František Procházka’s quintessentially roguish anti-hero Kašpar Rucký is emblematic of a personality who, it appears, recognizes no cultural, ethnic, nor national divides. Though his circumstances are unique, Mr Rucký is an anti-establishment figure, an opportunist, even a philanderer, whose multi-faceted persona is mirrored by the figures of Till Eulenspiegel, the Good Soldier Schweik, and by the fanciful self-aggrandizement of Háry János, not to mention Janácek’s own Mr Broucek who, we are told, undertakes an excursion to the moon, with a little help from the poet and author—Procházka again—who compiled the libretto of the opera. Specific details, of time, place and personage matter little; Kašpar Rucký was favoured at the Imperial table, and knew the mystery of the philosopher’s stone. As a voyeur, he was incorrigible, standing at keyholes and lifting the curtains even on the Emperor’s private chamber—like Strauss’s Till, Mr Rucký reaps his just reward when hanged for his misdemeanours! But like Strauss’s mischievous but eternally lovable villain, his soul, it seems, is immortal. Janácek’s setting of Kašpar Rucký

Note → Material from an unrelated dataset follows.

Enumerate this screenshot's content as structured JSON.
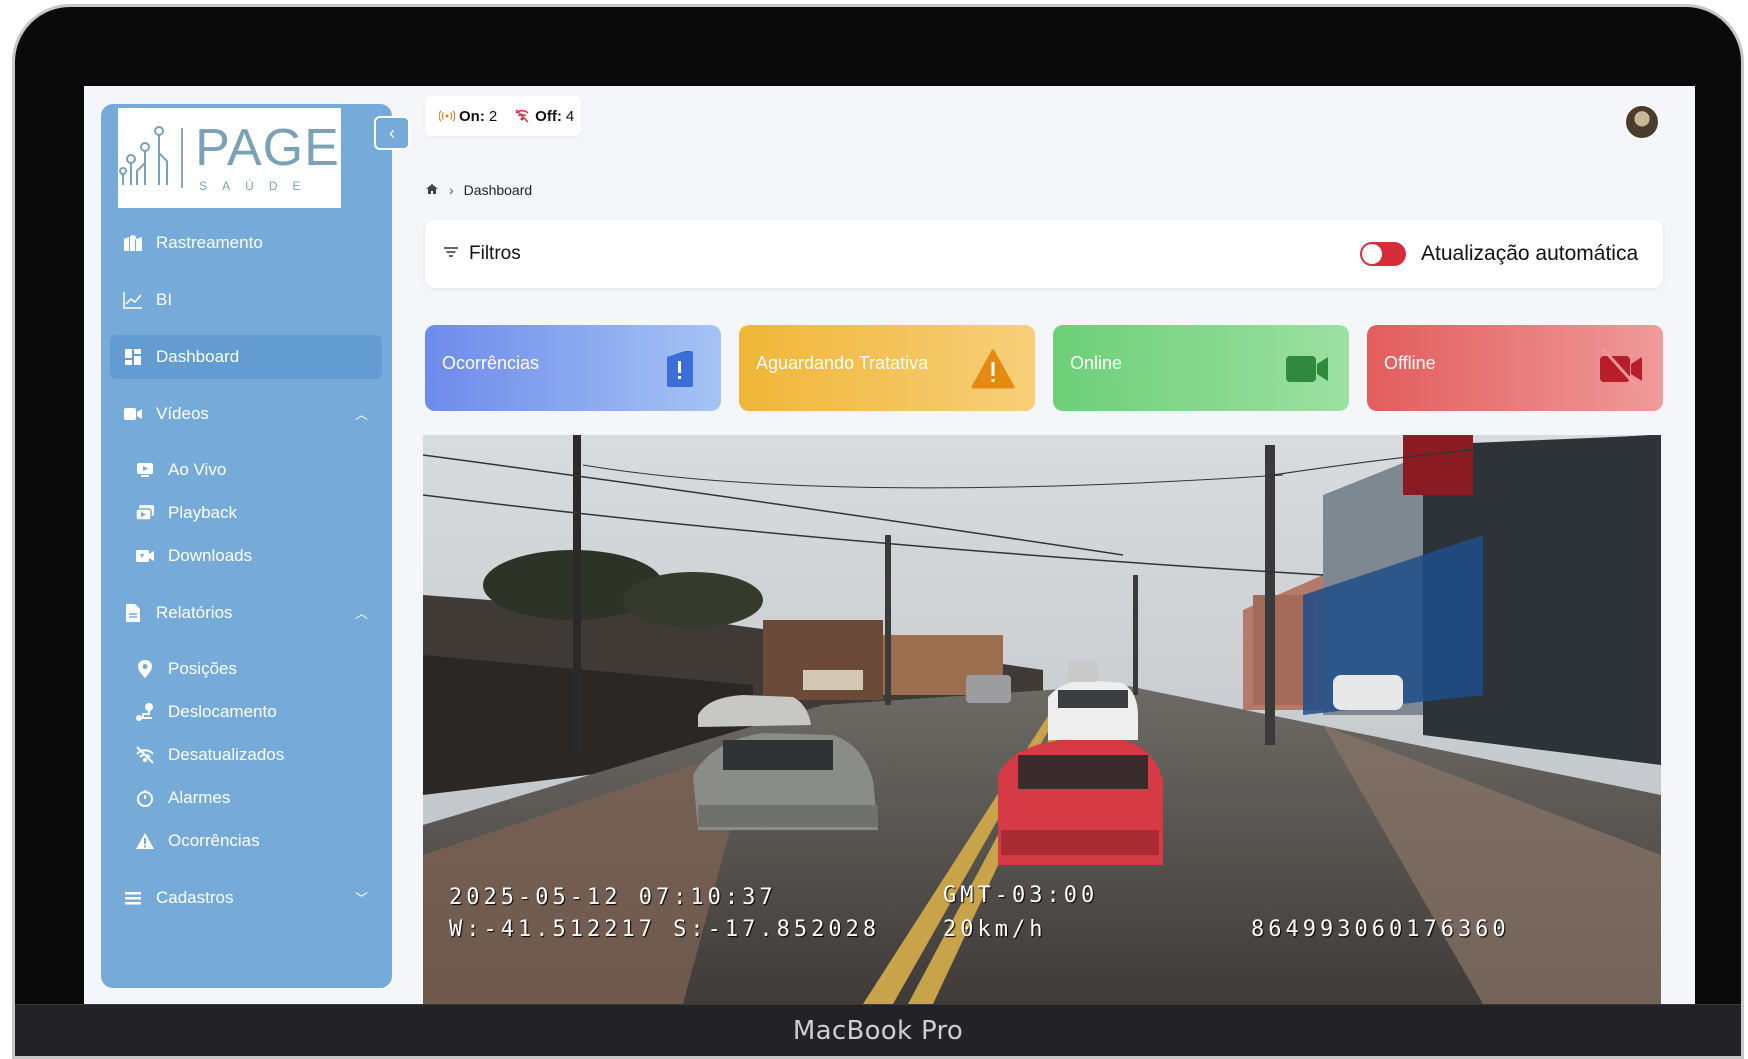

, for female voices with soprano solo, was written in 1916 and published in 1925.
Kašpar Rucký is but one of a significant group of choral works written following the dissolution in 1914 of the famous Moravian Teachers’ Male Chorus, founded in 1906 by Ferdinand Vach, who continued as its conductor until most of its members were conscripted into military service with the outbreak of the Great War. Vach was encouraged to maintain the choral tradition which under his leadership had become a major focus of Moravian musical culture, and resolved to re-form the chorus using exclusively female voices and with the same high degree of artistic idealism and the same pursuit of excellence as before.
from notes by Michael Jameson © 1997